A nurse who accidentally disposed of a living donor's kidney during a transplant said she didn't realize it was in chilled, protective slush that she removed from an operating room, took down a hall to a dirty utility room and "flushed down a hopper," according to a report released by health officials on Monday.
The nurse said she didn't realize the kidney was put in the sterile, semi-frozen solution because she had been on a break, with a different nurse in her place, when a surgeon made that announcement during the Aug. 10 transplant at the University of Toledo Medical Center, according to a review conducted by the state for the federal Centers for Medicare and Medicaid Services and obtained by The Associated Press through a records request.
Hospital administrative staff members interviewed on Aug. 21 hadn't determined how the nurse took the 13-gallon bag of slush, meant to extend the kidney's viability, past several members of the medical staff without them noticing a problem, the report said.
It said poor oversight and communication and insufficient policies were factors in the kidney's disposal, which prompted the voluntary, temporary suspension of the hospital's living-donor kidney transplant program and led to reviews by health officials and a consulting surgeon hired by the hospital.
The hospital, in northwest Ohio about 135 miles north of Columbus, "failed to provide adequate supervision and communication resulting in a donor's kidney being carried out of the operating room, down a hall, into a dirty utility room, and flushed down a hopper," the report stated.
The hospital has since enacted clearer policies to clarify communication between nurses who fill in for one another and to make sure nothing is removed from an operating room until the patient has been moved from it, the report said.
The surveyors determined the hospital wasn't in compliance with Centers for Medicare and Medicaid Services, or CMS, conditions of participation for transplant and surgical services. CMS will authorize a full review of the conditions of participation for the hospital, and, if it's found out of compliance, it could be terminated from the Medicare program, CMS spokeswoman Elizabeth Surgener said in an email.
The hospital, which says it offers specialty care in areas including cardiology, cancer, surgery and kidney transplantation, also may submit a plan of correction.
A spokesman said he had no comment to provide from the hospital Monday.

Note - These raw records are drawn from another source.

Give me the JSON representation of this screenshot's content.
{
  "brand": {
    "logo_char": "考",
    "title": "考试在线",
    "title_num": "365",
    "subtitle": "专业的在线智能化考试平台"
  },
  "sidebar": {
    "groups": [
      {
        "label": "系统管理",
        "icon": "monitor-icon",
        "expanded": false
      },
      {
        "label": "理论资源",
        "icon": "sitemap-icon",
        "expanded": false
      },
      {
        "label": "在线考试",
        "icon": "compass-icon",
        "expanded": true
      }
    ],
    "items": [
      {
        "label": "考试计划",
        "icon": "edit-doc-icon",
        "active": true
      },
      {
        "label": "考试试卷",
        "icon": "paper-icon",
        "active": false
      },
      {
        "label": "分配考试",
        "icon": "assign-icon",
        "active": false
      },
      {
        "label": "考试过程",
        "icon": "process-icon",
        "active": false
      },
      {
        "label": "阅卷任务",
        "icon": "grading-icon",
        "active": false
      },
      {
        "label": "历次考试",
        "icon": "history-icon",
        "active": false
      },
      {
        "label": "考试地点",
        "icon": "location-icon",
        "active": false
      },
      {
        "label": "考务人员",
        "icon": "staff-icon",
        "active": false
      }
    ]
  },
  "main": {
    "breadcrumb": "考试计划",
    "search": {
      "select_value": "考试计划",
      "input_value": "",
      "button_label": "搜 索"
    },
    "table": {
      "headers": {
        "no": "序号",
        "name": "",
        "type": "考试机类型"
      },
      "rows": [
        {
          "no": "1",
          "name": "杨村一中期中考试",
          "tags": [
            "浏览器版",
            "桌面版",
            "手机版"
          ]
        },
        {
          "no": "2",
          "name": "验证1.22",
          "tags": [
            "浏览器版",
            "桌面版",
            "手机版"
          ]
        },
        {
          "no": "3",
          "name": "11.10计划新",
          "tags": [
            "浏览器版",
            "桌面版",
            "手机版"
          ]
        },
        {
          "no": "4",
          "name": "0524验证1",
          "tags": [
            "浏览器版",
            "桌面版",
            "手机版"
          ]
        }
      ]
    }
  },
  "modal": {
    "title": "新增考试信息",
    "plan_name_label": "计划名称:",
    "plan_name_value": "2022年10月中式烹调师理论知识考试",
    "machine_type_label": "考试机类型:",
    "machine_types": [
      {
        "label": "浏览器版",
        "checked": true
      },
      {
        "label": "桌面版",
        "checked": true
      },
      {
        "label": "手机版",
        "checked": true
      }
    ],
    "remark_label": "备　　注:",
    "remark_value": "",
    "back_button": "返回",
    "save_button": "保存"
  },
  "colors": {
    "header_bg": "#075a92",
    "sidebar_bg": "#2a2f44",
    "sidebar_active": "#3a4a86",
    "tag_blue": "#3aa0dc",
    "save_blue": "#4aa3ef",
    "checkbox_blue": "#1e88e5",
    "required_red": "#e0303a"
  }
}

The hospital hasn't said what happened to the intended kidney recipient, who was supposed to receive an organ donated by her brother. The intended recipient and her brother were released from the hospital, which didn't identify them and said it couldn't say whether she received a different kidney.
Hospital officials apologized and hired a Texas surgeon to evaluate their transplant procedures but have not released the results of that evaluation.
The medical center suspended two nurses after the incident; one was later fired, and the other resigned, the hospital said. A surgeon was stripped of his title as director of some surgical services, and a surgical services administrator put on paid leave has resumed work.
The hospital also notified 975 patients and potential organ donors and recipients that they might need to make other arrangements for services typically provided through the program under review.